- [TASK DETAILS]: Report each line of the entries that includes "JSON" by copying it.

- [PROVIDED DATA]:
+++

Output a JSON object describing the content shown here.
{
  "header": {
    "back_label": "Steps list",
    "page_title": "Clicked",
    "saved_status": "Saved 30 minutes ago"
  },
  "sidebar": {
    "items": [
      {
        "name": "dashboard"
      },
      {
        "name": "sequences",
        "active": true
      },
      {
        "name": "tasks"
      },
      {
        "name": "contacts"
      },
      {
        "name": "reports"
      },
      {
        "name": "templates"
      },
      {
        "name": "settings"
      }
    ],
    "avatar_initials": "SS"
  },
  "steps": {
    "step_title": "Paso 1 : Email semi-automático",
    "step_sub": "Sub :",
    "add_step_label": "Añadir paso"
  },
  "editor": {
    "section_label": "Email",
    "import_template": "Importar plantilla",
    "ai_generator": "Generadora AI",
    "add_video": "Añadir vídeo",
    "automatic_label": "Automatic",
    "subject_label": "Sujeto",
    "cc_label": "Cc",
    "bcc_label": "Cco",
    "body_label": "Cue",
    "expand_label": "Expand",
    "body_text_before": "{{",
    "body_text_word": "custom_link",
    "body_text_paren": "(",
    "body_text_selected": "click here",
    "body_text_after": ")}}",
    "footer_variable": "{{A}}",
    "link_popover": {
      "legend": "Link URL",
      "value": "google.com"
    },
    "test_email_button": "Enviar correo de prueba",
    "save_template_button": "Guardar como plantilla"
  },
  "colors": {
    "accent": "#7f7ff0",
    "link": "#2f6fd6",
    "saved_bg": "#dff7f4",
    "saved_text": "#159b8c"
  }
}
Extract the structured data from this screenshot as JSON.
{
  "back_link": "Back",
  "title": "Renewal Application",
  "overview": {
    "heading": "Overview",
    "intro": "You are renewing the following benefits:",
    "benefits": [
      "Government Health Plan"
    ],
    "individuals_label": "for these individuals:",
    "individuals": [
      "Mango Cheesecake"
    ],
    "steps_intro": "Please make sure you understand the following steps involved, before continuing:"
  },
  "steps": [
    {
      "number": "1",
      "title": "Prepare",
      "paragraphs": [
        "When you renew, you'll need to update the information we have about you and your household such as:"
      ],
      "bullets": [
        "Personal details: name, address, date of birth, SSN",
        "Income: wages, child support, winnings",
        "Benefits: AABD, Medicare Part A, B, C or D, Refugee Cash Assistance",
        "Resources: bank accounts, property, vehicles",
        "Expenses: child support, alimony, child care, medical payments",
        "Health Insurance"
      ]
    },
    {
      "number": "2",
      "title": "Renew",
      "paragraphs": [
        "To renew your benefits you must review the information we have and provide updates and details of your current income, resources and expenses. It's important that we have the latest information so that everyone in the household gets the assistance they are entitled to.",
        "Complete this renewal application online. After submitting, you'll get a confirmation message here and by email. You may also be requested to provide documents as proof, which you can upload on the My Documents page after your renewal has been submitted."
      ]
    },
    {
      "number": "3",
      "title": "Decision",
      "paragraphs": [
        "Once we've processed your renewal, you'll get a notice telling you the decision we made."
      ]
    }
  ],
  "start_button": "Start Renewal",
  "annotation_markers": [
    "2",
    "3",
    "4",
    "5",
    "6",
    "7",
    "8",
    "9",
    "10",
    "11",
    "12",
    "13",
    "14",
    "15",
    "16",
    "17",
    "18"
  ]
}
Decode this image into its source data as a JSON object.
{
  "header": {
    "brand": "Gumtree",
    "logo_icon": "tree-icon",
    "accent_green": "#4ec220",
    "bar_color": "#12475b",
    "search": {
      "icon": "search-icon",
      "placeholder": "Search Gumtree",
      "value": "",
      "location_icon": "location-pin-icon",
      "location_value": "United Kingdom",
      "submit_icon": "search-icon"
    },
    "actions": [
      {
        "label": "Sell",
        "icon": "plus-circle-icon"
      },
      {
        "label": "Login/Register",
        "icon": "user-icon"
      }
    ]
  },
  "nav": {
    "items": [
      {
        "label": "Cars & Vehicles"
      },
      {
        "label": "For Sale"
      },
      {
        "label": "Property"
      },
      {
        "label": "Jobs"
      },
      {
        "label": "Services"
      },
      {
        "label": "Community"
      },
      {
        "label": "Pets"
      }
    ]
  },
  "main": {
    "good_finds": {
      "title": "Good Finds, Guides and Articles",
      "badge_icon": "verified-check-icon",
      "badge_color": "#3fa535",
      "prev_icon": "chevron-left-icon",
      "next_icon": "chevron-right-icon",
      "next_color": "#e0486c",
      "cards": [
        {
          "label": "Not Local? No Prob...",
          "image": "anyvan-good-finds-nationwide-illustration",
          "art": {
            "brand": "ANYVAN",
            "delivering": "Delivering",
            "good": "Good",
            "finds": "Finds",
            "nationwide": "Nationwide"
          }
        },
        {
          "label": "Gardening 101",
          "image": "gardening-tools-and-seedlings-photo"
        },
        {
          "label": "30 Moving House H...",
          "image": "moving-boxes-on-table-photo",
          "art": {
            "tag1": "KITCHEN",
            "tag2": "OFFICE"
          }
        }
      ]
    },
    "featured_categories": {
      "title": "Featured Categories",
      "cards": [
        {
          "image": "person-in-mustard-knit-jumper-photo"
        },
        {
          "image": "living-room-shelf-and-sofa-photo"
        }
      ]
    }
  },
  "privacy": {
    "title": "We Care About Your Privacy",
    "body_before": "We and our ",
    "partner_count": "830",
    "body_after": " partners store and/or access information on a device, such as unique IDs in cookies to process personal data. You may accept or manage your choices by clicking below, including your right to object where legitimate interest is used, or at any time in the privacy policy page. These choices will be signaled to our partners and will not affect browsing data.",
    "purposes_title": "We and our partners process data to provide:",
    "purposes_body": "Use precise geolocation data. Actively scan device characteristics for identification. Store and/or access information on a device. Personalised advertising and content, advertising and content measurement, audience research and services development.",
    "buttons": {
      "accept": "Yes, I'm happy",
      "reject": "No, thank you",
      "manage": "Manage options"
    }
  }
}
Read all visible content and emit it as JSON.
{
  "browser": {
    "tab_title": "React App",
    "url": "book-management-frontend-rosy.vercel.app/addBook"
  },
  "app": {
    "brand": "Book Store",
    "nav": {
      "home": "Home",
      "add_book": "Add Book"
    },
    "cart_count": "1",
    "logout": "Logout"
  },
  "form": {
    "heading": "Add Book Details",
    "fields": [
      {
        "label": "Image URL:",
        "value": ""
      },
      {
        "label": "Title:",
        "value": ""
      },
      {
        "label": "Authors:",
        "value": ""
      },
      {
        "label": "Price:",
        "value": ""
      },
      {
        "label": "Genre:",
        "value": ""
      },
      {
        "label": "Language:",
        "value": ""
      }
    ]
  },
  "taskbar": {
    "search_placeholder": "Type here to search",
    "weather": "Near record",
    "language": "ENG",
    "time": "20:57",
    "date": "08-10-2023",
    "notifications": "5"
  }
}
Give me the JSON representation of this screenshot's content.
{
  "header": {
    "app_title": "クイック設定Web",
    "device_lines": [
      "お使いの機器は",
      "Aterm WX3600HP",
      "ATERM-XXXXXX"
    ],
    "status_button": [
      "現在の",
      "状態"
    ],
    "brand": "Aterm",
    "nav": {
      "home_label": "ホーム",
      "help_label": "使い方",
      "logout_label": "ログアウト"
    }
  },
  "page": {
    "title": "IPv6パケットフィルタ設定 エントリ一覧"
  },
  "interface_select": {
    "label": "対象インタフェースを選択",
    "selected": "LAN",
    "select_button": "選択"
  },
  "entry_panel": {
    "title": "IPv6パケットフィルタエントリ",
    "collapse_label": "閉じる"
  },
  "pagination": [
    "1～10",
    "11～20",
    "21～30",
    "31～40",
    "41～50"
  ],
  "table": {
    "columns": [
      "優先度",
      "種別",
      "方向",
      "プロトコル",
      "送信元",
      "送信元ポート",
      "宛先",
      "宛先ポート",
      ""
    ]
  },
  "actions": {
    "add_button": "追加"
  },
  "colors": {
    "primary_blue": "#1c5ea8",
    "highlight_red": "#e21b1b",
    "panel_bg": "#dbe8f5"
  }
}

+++

- [SOLVED EXERCISE]:
Output a JSON object describing the content shown here.
Extract the structured data from this screenshot as JSON.
Decode this image into its source data as a JSON object.
Read all visible content and emit it as JSON.
Give me the JSON representation of this screenshot's content.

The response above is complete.